1. Contesting the Boundaries of Antichristian Cruelty in Cartagena de Indias
2. Imperial Intercession and Master-Slave Relations in Spanish Caribbean Hinterlands
3. Law, Religion, Social Contract, and Slavery's Daily Negotiations

PART II: Nicolas
"To Live and Die as a Catholic Christian"

4. Northern European Protestants in the Spanish Caribbean
5. Empire, Bureaucracy, and Escaping the Spanish Inquisition
6. Conversion, Coercion, and Tolerance in Old and New Worlds

"Such as will truck for Trade with darksome things"

7. Cromwellian Political Economy and the Pursuit of New World Promise
8. Plunder, Masculinity and the Politics of Economic Exclusion
9. Anxieties of Interracial Alliances, Black Resistance, and the Specter of Slavery

PART IV: Yaff & Nell:
"He hath made all Nations of one Blood"

10. Quakers, Slavery, and the Challenges of Radical Universalism
11. Evangelization and Insubordination: Authority and Stability in Quaker Plantations
12. The Protestant Ethic and the Society of Friends' Ambiguous Caribbean Legacy
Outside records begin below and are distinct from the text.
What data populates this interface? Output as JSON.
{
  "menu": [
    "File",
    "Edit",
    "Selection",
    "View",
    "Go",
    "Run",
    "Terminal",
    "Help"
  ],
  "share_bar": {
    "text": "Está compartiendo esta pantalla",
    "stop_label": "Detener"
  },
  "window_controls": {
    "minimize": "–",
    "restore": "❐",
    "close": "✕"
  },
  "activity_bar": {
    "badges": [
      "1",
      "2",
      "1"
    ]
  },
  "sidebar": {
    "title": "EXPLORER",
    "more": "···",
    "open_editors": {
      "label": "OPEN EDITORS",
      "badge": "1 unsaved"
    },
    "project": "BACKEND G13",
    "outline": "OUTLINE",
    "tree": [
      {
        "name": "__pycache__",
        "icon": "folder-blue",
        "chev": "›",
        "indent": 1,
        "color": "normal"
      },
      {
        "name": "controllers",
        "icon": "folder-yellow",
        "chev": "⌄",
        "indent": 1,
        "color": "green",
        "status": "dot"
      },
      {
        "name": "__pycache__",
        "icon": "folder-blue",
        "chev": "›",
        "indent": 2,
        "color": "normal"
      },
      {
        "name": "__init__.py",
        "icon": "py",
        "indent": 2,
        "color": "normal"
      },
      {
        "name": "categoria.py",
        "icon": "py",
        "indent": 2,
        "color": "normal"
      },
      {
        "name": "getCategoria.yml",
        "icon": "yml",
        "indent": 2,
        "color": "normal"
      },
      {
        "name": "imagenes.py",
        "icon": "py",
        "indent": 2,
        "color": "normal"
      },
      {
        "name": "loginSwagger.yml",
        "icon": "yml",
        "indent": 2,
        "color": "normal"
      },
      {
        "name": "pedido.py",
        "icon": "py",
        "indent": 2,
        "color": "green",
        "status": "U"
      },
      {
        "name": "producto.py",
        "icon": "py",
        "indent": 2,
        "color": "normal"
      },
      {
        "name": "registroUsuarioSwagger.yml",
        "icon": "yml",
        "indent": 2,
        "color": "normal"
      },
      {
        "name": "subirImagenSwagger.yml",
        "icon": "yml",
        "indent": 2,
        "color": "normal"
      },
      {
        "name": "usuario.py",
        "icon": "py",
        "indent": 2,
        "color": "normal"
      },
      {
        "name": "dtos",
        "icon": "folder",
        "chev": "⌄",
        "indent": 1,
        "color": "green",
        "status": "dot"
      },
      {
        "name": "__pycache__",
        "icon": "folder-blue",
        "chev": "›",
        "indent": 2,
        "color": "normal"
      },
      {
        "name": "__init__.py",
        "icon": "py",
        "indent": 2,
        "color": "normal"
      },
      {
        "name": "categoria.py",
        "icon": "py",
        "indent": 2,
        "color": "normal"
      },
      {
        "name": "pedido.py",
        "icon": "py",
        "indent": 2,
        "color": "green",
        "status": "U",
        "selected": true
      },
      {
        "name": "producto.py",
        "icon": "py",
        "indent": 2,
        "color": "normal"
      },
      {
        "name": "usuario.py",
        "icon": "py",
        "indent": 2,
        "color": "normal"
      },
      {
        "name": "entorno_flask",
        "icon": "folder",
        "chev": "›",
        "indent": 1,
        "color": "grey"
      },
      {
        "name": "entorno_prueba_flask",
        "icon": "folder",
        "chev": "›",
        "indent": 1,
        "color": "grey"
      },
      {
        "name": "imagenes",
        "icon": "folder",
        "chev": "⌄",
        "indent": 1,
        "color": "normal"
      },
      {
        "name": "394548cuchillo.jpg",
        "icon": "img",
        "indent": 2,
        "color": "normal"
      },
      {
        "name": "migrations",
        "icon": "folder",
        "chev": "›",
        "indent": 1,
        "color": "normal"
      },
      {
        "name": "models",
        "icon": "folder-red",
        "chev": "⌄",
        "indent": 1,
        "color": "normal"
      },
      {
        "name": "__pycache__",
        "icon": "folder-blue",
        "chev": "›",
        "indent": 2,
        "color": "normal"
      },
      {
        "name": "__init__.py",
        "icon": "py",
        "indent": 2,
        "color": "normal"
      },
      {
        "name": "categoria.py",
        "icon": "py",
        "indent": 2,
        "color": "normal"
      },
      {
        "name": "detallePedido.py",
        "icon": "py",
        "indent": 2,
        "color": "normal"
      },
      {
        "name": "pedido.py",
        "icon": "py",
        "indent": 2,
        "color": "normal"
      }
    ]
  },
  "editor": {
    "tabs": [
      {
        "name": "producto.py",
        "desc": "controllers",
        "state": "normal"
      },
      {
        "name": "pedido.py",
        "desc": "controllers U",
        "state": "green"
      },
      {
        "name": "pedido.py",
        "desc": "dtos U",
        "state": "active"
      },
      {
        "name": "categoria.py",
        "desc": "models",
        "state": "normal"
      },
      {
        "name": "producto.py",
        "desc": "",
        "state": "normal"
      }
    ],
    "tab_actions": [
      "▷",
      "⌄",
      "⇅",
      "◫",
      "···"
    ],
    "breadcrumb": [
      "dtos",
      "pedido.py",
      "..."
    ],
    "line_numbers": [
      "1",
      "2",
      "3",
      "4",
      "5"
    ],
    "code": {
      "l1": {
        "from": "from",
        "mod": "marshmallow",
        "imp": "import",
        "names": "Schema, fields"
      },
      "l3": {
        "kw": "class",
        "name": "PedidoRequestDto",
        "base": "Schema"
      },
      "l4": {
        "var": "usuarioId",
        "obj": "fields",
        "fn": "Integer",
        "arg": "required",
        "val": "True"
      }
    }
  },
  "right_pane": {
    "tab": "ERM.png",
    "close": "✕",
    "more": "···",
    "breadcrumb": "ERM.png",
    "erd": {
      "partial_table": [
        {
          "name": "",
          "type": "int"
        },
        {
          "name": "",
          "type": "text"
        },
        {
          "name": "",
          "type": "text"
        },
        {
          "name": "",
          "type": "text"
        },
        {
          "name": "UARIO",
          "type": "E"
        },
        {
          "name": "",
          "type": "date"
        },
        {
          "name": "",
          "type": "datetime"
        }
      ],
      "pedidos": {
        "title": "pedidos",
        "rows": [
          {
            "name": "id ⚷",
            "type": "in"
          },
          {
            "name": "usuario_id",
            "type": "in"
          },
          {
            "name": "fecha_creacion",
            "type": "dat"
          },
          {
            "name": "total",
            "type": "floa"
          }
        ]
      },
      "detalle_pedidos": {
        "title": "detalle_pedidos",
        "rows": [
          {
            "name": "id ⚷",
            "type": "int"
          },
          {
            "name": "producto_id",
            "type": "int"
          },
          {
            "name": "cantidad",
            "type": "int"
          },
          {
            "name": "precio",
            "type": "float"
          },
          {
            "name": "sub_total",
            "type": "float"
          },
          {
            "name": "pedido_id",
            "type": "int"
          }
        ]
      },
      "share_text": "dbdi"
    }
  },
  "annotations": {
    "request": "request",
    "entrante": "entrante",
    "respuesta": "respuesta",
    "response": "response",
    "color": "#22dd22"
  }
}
CONCLUSION: Cynicism and Redemption

13. Religion, Empire and the Atlantic Moral Economy at the Turn of the 18th century

Editorial Reviews

In this innovative work, Kristen Block uses the life stories of a handful of individuals to create an entry into the religious realm of the early Caribbean. . . . Individual experience is commonly complex, flawed, and contradictory, as wonderfully exemplified by the people brought to life in Block's excellent book.

- B. W. Higman - American Historical Review